I am thankful now, more than ever for my years spent working in an Emergency Department. It gave me the ability to feel very comfortable with patients -- including when they are unhappy and difficult to deal with. It has given me a honed sense (for a newby) of when I'm being given a pile of bullshit for a story or history. That said, I'm not here to oust drug seekers, but still, despite their nefarious intentions, still provide that patient some kind of care. He or she may refuse to listen, and they may get angry with the decision to not dispense narcotics, but if we can still have a discussion about other aspects of health, and discuss the reasons why narcotics can't be given -- emphasizing the health risks and evaluating the other health dynamics at play, I can still walk out of the patient's room feeling like it wasn't a waste.

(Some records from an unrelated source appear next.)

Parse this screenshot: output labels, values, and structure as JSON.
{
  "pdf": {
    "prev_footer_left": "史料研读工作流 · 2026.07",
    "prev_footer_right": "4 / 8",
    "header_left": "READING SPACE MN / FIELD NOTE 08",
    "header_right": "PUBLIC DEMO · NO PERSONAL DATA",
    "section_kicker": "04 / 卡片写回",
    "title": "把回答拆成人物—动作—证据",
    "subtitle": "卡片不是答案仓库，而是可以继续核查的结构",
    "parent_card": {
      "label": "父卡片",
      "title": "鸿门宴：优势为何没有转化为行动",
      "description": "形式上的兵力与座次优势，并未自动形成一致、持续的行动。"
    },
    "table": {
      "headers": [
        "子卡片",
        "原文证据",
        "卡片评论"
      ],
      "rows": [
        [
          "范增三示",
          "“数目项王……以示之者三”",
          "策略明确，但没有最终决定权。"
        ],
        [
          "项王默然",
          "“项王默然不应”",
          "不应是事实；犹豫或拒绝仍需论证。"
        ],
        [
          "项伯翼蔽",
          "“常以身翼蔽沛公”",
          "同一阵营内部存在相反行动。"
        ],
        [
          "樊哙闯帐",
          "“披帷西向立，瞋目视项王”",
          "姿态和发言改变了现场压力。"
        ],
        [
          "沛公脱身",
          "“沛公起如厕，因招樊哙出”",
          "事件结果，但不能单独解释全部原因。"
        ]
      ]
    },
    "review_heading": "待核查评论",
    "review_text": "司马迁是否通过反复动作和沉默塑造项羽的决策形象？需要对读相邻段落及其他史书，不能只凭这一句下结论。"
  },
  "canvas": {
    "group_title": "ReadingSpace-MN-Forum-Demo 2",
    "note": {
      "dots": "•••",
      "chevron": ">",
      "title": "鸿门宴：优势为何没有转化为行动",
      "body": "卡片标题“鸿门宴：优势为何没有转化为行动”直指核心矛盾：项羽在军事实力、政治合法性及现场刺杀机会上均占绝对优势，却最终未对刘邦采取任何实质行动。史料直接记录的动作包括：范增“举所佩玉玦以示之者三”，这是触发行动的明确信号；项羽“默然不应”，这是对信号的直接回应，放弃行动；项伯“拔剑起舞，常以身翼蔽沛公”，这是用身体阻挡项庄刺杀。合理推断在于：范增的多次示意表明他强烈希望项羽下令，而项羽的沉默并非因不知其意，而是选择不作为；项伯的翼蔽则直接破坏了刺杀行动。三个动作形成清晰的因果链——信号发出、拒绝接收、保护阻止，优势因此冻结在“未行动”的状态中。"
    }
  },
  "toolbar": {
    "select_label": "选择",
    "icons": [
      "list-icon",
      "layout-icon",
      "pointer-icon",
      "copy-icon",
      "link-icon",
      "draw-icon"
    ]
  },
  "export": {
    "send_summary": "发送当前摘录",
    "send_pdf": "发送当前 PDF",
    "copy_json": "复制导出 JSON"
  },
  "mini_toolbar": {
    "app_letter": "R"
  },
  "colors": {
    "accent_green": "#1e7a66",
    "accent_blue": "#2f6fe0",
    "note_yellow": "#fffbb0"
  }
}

The importance of giving a person the time of day and honestly inquiring as to their wellbeing does wonders for a power imbalanced relationship such as the doctor-patient one, and should not be forgotten, even in the most challenging clinical encounters. Sometimes ya just gotta call the sheriff though. 

Family medicine hasn't been at the top of my list of medicine to pursue -- and maybe this happens at every rotation, provided you're with people you like and respect (such as is my situation now), but the versatility provided through doing FM is more impressive than I previously thought. Maybe in month or two I'll be up on the DSB proclaiming my love of all things surgical and my pending future as an orthopod. We'll see.